Task prompt
Go through the data below and return each line where the string "content" appears.

Dataset entries
◇ ◇ ◇ ◇ ◇ ◇ ◇
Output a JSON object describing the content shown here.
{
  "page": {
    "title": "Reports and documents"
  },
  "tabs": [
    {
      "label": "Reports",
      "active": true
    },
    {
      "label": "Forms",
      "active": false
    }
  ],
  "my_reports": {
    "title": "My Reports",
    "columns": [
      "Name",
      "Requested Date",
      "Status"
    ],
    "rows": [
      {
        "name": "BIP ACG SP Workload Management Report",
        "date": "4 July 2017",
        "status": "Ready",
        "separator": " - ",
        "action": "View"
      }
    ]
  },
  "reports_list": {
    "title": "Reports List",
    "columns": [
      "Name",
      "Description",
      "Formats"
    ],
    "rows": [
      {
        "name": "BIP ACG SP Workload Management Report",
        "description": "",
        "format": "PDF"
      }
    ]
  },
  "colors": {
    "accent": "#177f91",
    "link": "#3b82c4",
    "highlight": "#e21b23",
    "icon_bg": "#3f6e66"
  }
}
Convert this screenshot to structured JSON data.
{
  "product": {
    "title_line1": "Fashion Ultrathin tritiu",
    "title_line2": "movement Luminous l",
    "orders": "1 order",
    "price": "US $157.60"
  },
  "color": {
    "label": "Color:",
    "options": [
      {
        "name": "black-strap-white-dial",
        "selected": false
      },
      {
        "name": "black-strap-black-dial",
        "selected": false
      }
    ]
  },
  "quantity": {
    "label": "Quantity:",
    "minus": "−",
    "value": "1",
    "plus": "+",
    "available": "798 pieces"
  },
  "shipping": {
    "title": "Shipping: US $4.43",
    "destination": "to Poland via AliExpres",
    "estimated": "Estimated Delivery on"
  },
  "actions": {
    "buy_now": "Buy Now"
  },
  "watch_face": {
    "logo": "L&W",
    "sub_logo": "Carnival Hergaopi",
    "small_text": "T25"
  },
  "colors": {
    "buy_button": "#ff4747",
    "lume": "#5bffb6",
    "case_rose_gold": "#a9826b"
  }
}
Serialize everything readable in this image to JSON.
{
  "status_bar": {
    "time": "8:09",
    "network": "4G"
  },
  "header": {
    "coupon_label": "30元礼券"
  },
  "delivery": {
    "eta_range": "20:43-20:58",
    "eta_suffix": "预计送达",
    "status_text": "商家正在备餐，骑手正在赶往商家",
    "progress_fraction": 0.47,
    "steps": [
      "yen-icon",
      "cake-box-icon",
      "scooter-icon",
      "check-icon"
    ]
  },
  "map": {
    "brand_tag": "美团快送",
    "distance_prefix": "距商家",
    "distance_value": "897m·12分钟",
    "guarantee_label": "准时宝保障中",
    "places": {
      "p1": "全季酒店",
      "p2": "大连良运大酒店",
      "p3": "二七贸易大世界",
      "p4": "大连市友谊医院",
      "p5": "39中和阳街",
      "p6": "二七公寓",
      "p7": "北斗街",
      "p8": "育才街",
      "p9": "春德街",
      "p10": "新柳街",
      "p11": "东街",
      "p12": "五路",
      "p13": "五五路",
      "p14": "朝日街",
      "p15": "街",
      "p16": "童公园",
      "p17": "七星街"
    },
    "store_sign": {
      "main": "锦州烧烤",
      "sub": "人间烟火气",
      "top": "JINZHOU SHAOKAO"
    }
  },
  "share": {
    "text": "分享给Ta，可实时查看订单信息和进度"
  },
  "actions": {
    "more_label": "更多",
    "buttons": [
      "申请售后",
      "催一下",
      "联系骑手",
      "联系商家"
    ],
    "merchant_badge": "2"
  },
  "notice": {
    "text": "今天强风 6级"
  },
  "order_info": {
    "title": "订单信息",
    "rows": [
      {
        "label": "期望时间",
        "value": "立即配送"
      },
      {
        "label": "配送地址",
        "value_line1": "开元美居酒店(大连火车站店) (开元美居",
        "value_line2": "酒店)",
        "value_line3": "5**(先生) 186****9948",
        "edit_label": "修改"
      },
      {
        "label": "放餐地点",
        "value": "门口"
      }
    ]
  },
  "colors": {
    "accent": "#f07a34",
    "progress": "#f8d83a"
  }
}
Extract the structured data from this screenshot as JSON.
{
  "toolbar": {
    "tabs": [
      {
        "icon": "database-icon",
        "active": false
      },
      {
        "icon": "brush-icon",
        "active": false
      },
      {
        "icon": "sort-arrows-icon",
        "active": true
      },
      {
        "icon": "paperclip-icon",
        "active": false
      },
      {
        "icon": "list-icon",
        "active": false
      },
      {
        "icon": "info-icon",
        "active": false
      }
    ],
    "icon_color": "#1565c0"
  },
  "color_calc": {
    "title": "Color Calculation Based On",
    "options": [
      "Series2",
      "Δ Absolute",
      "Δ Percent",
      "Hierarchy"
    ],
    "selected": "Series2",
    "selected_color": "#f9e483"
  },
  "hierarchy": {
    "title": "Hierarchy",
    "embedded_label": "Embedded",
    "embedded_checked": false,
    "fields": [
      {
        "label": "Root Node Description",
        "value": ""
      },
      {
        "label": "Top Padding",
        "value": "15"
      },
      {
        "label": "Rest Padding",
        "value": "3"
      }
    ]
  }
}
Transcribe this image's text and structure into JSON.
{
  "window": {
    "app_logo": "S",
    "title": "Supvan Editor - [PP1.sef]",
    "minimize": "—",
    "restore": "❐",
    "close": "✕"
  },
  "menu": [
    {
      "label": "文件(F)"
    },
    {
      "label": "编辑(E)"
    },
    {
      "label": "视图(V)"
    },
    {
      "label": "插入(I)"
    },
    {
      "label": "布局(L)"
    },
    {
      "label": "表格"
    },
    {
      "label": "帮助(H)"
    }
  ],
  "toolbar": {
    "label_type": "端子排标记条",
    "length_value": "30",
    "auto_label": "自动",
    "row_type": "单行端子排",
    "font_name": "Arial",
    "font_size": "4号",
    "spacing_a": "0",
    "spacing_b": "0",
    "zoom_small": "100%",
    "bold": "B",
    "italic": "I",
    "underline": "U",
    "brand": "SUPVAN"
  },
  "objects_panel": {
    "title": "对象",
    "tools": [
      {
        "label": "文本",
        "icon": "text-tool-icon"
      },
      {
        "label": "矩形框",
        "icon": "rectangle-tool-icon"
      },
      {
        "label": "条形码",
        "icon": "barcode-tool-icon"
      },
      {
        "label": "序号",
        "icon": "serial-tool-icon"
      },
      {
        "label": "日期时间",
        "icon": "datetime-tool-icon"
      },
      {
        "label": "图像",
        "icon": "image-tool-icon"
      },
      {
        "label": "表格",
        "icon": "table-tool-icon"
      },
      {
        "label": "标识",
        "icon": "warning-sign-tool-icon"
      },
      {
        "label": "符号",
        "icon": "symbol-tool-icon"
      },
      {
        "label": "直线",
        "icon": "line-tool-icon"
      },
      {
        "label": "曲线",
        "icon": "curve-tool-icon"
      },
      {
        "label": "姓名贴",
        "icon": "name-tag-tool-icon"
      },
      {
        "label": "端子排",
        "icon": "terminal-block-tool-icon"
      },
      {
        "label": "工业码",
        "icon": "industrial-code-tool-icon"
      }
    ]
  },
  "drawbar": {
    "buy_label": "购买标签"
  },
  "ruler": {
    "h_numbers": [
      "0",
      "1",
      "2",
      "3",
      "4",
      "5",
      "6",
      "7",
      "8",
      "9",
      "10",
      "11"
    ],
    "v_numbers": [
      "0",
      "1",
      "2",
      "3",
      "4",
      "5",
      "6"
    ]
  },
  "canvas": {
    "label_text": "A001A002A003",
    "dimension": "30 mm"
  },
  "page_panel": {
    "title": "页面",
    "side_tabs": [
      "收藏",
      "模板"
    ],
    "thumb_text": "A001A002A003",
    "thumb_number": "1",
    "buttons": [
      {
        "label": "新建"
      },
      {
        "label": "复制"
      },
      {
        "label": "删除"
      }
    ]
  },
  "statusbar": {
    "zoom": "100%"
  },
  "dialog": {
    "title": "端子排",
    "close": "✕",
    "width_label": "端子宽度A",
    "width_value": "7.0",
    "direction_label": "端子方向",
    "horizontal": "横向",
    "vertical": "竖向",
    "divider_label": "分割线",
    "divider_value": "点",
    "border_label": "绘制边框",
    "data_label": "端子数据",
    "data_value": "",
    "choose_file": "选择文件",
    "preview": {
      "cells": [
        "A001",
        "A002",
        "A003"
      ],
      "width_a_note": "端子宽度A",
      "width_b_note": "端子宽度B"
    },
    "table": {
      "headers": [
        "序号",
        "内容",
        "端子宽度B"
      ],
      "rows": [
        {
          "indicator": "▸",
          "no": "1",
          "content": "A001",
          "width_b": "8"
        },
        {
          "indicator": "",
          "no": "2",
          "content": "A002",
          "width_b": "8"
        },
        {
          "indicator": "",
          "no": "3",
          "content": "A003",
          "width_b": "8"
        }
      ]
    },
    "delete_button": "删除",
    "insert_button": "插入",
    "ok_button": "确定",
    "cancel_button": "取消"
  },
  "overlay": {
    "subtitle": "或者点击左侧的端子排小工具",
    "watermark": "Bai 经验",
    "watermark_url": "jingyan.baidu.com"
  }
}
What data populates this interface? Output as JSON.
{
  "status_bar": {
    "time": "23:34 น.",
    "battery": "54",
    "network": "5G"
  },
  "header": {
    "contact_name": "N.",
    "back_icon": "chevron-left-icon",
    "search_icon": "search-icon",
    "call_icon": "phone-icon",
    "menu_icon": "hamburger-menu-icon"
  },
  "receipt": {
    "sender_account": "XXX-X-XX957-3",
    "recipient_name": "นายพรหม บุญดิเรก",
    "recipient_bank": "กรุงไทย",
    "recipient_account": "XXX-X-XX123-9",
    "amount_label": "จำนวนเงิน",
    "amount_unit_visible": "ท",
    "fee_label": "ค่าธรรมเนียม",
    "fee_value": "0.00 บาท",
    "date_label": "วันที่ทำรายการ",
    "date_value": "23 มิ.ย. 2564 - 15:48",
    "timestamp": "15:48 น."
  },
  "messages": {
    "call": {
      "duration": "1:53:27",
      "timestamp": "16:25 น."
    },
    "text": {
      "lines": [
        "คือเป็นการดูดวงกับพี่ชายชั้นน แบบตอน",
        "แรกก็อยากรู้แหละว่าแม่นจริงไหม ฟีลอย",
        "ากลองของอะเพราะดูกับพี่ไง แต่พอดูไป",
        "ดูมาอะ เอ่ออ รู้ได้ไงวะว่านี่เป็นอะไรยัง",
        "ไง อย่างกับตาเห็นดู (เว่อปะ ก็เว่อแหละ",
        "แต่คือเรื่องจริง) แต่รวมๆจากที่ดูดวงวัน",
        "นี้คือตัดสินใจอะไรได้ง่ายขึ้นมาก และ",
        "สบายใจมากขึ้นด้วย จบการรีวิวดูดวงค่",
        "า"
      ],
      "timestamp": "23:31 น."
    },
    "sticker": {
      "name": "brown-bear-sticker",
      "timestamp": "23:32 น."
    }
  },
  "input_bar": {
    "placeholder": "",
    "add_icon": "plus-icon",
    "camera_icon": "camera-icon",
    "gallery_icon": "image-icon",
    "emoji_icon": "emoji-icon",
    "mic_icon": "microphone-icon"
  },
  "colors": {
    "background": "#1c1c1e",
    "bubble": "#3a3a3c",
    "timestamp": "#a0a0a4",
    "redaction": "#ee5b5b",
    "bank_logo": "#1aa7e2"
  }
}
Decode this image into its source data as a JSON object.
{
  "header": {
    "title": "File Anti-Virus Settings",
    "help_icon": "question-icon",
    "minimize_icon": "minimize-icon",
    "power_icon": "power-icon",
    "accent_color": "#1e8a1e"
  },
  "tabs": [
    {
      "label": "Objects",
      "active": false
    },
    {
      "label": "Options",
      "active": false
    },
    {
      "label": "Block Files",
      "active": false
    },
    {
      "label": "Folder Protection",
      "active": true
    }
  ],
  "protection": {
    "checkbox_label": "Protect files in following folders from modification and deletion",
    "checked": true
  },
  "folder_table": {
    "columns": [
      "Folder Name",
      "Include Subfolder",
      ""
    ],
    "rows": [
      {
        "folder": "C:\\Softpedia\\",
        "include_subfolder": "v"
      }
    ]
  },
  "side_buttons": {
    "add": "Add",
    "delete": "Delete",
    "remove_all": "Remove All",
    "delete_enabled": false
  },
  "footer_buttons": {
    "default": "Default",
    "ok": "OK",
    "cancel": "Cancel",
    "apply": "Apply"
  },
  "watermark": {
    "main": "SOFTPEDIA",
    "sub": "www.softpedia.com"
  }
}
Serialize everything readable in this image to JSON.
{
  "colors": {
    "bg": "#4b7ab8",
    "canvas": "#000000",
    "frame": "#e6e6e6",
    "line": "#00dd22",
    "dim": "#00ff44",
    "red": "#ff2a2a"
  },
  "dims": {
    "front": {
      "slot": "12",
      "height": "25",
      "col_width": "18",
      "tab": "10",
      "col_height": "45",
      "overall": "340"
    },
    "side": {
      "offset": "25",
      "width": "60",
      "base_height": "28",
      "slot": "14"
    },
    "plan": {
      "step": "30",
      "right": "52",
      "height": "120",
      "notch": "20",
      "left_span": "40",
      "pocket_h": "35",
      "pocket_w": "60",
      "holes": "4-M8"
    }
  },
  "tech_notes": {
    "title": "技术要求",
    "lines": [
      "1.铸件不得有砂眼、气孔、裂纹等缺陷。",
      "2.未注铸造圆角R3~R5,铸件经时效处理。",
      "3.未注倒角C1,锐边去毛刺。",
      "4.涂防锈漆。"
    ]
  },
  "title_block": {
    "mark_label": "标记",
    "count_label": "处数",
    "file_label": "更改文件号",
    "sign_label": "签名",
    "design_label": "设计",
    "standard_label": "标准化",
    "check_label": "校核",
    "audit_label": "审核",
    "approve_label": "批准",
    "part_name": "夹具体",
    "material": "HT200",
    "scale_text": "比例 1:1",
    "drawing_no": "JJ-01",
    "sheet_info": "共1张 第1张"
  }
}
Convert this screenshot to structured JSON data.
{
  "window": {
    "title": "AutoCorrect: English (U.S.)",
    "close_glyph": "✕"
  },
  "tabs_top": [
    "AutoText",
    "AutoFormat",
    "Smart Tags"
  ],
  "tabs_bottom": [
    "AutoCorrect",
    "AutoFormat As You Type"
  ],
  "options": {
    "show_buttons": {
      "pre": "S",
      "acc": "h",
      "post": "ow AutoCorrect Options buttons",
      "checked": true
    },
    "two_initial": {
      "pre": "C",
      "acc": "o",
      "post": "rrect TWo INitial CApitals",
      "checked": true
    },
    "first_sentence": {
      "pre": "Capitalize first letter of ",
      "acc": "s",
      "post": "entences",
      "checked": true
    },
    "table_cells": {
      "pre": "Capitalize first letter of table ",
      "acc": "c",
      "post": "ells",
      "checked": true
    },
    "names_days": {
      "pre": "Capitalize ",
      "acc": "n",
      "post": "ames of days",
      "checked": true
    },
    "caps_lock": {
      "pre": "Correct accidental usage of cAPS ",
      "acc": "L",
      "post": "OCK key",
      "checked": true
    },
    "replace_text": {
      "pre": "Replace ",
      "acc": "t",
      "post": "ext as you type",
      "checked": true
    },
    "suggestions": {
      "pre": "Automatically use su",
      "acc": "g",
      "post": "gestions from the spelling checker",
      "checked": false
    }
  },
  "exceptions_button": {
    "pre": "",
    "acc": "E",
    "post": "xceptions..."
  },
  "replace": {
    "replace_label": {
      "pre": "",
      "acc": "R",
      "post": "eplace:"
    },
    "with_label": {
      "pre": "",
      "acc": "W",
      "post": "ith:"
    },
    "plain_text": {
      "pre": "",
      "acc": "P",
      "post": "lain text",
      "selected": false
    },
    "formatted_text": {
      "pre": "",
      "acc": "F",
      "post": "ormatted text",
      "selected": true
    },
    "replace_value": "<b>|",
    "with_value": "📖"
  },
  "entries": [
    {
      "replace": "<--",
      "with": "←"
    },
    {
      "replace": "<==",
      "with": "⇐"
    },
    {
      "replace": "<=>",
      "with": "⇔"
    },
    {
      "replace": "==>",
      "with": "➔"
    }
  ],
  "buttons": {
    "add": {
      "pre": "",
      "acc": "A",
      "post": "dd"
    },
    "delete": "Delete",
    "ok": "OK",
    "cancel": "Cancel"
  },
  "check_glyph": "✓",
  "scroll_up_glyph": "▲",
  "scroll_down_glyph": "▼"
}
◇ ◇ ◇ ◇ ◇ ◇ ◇
Answer to the problem
Output a JSON object describing the content shown here.
          "content": "A001",
          "content": "A002",
          "content": "A003",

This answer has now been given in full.